=== WHAT YOU SHOULD DO ===
From the records beneath, determine how many lines contain "this" and report only that figure.

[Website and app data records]
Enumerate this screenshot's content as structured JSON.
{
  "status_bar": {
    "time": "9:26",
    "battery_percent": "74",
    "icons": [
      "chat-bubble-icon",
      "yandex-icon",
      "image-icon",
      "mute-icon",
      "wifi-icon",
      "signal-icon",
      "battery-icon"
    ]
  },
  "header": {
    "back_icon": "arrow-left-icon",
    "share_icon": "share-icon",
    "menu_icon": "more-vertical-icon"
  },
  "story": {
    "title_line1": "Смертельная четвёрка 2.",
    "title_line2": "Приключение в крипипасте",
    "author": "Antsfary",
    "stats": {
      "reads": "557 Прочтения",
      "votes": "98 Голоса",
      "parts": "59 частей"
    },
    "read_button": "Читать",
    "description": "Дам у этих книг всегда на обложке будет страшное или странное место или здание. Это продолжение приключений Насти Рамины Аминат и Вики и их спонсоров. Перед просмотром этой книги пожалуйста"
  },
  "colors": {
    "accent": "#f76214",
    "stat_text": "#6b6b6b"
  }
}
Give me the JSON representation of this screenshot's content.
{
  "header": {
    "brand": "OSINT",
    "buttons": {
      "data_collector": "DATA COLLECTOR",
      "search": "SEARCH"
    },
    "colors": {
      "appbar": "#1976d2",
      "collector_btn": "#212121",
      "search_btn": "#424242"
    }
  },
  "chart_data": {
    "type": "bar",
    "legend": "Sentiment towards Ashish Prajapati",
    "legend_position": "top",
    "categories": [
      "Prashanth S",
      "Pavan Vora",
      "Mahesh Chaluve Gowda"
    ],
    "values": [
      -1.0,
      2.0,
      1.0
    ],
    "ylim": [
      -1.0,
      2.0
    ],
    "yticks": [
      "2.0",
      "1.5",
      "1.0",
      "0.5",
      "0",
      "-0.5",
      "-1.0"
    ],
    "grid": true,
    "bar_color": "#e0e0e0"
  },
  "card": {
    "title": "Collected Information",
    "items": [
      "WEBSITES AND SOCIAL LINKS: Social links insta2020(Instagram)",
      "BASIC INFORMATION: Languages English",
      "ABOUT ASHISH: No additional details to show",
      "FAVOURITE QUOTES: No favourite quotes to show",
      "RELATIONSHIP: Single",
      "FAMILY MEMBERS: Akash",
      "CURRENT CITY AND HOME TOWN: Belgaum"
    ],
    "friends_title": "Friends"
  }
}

=== FINISHED TASK ===
2